I came to crave those Tuesdays. I needed them.
For the most part, people I know say, “Good sermon,” and they mean, “You didn’t offend me.” They ask, “How are things going?” and they mean, “How are things going at church?” They say, “Let’s get together,” and they mean, “Let’s talk about a program or a ministry issue.”
That’s a broad generalization, I know. Please understand that I love these people. All of them. And I’m thrilled to have these beautiful, God-ordained, holy relationships. I’m blessed.
But, once a month, it was nice for my good friend Jim to look me square in the eyes and ask me, “How are YOU doing?” Not your ministry, not your church, not your sermons, not your programs. You. How are you doing? How are you and Carrie-Anne doing? Tell me something that excites you right now about God. What part of you, Allan, needs work? What can I specifically pray about for you? How are your kids?
It was also refreshing to hear my brothers call me to accountability. They were not afraid to challenge my view of a particular topic or my stand on a current situation. They were not embarrassed to ask me if maybe my pride or my ego were affecting my thinking. They didn’t mind showing me something from a different angle that maybe I hadn’t considered.
The best part for me was knowing that I could really be myself. I could be totally open and honest and 1) know that everybody in the room completely understood and 2) they weren’t going to judge me or tell on me. They know. All these preachers know. They know the heartache and the joy, they know the burden and the responsibility and the blessing of being one of God’s preachers. I trusted them. Still do.
For one day a month, it was sanctuary.
Jim puts together a new group every year. Seven or eight new faces. Only two or three holdovers. I didn’t participate last year. And I missed it. I missed the focus it gave me. I missed the camaraderie and the worship and the study and meditation. I missed hearing all the good things our God is doing in other faith communities. I missed encouraging other preachers and being encouraged by those same preachers. This year, I’m in.
Twelve Tuesdays. And it starts today.
The renegade elder, Ray Vannoy, is in. I’ve never met a shepherd quite like him. He’s so well read, so current with what’s happening in the Kingdom, so encouraging to preachers, so open with his own criticisms of church and church leadership. So over-the-top gentle and generous and humble. My good friend Charlie Johanson from the Brentwood Oaks Church of Christ in Austin is in. Charlie and I probably took 40 of our 48 hours at Austin Grad together. He was always one step ahead of me. Always pointing me to the bigger picture. A perfect picture of what hungering and thirsting for righteousness looks like. And then there’s Jim. His soft voice and mild mannerisms don’t quite cover up a fiery passion for our Lord that’s obviously boiling inside him. He’s so deliberate. So insightful. So empowering. He sees good in everything and everybody. He is a man of God beyond reproach.
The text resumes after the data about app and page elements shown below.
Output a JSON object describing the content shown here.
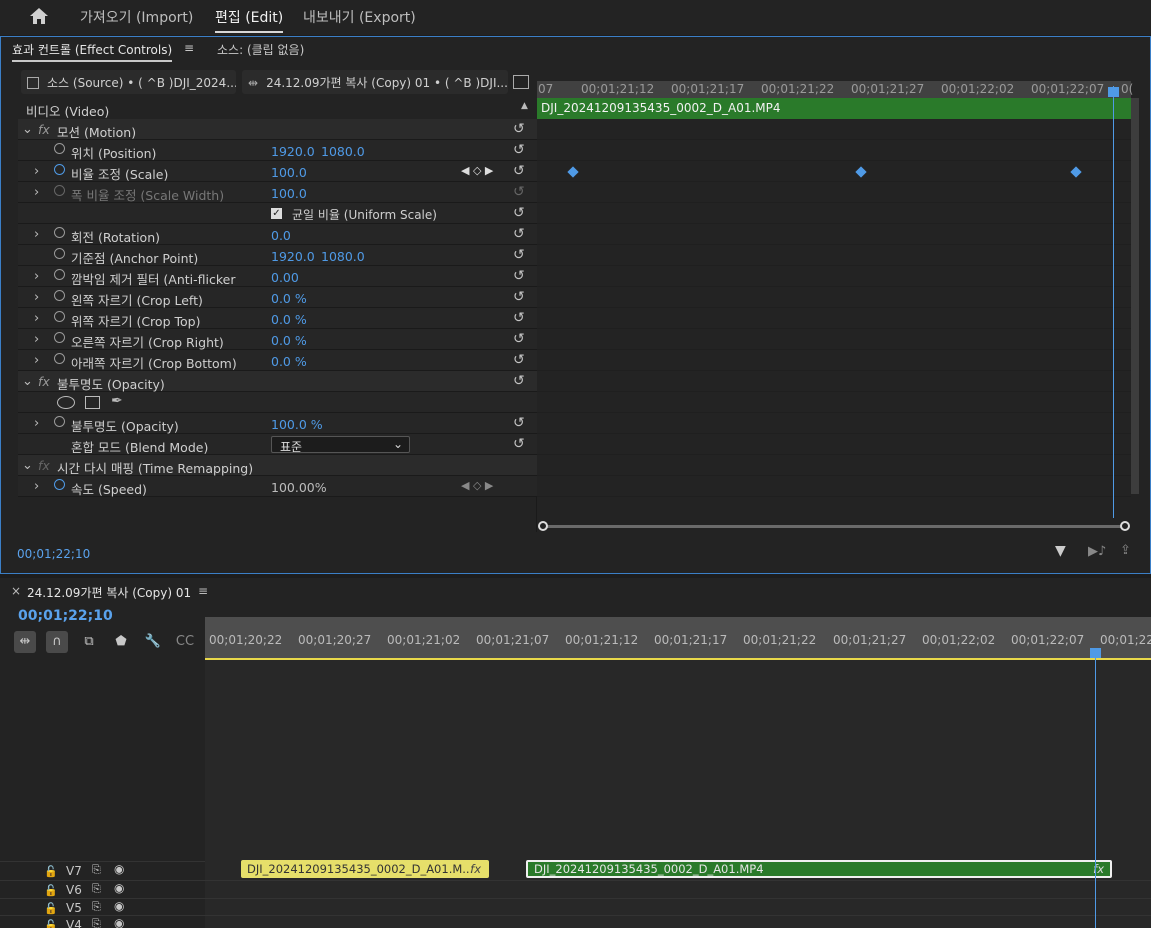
{
  "topbar": {
    "import": "가져오기 (Import)",
    "edit": "편집 (Edit)",
    "export": "내보내기 (Export)"
  },
  "panel": {
    "tab_effect": "효과 컨트롤 (Effect Controls)",
    "menu": "≡",
    "tab_source": "소스: (클립 없음)",
    "header_source": "소스 (Source) • ( ^B )DJI_2024...",
    "header_seq": "24.12.09가편 복사 (Copy) 01 • ( ^B )DJI...",
    "section_video": "비디오 (Video)",
    "clip_name": "DJI_20241209135435_0002_D_A01.MP4",
    "timecode": "00;01;22;10"
  },
  "rows": {
    "motion": "모션 (Motion)",
    "position": "위치 (Position)",
    "position_x": "1920.0",
    "position_y": "1080.0",
    "scale": "비율 조정 (Scale)",
    "scale_val": "100.0",
    "scale_width": "폭 비율 조정 (Scale Width)",
    "scale_width_val": "100.0",
    "uniform": "균일 비율 (Uniform Scale)",
    "rotation": "회전 (Rotation)",
    "rotation_val": "0.0",
    "anchor": "기준점 (Anchor Point)",
    "anchor_x": "1920.0",
    "anchor_y": "1080.0",
    "antiflicker": "깜박임 제거 필터 (Anti-flicker",
    "antiflicker_val": "0.00",
    "crop_left": "왼쪽 자르기 (Crop Left)",
    "crop_left_val": "0.0 %",
    "crop_top": "위쪽 자르기 (Crop Top)",
    "crop_top_val": "0.0 %",
    "crop_right": "오른쪽 자르기 (Crop Right)",
    "crop_right_val": "0.0 %",
    "crop_bottom": "아래쪽 자르기 (Crop Bottom)",
    "crop_bottom_val": "0.0 %",
    "opacity_sect": "불투명도 (Opacity)",
    "opacity": "불투명도 (Opacity)",
    "opacity_val": "100.0 %",
    "blend": "혼합 모드 (Blend Mode)",
    "blend_val": "표준",
    "time_remap": "시간 다시 매핑 (Time Remapping)",
    "speed": "속도 (Speed)",
    "speed_val": "100.00%"
  },
  "ec_ticks": [
    "07",
    "00;01;21;12",
    "00;01;21;17",
    "00;01;21;22",
    "00;01;21;27",
    "00;01;22;02",
    "00;01;22;07",
    "0("
  ],
  "timeline": {
    "close": "×",
    "title": "24.12.09가편 복사 (Copy) 01",
    "menu": "≡",
    "timecode": "00;01;22;10",
    "ticks": [
      "00;01;20;22",
      "00;01;20;27",
      "00;01;21;02",
      "00;01;21;07",
      "00;01;21;12",
      "00;01;21;17",
      "00;01;21;22",
      "00;01;21;27",
      "00;01;22;02",
      "00;01;22;07",
      "00;01;22;"
    ],
    "tracks": [
      "V7",
      "V6",
      "V5",
      "V4"
    ],
    "clip1": "DJI_20241209135435_0002_D_A01.M...",
    "clip2": "DJI_20241209135435_0002_D_A01.MP4",
    "fx": "fx"
  }
}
And I want to be just like him. And Charlie. And Ray. I pray that being with them will cause some of their character to rub off on me.
I’m disturbed today to read that Joe Perry and the rest of Aerosmith are actually auditioning lead singers to tour with the band and cut a new album while front man Steven Tyler recovers from his rehab. You can read the story here. Reportedly, Lenny Kravitz and Billy Idol are among those being considered.
All indications are that Tyler’s relapse into the drugs that derailed the group in the late 70s was his first setback since they all went cold turkey back in ’85. This doesn’t make sense. Give him a break.
I know Tyler and Perry split this band up once. Ego and drugs and pride and philosophies and all kinds of things were to blame then. But to actually use another lead singer while Tyler is recovering seems crazy. And mean. You know, David Lee Roth and Van Halen had only been together eight years when they went their separate ways. Aerosmith’s been this exact same band for four decades! It would be like The Who touring with Bryan Adams as their lead singer or The Rolling Stones cutting an album with Peter Frampton on lead vocals.
If they do this, they can’t call it Aerosmith.
Joe Perry plays a mean guitar. But he already tried the Joe Perry Project on his own. Yuk. Steven Tyler IS Aerosmith! He’s the face (and the lips!) of the whole Aerosmith franchise.
A moment of silence, please. Somebody hum “Dream On.”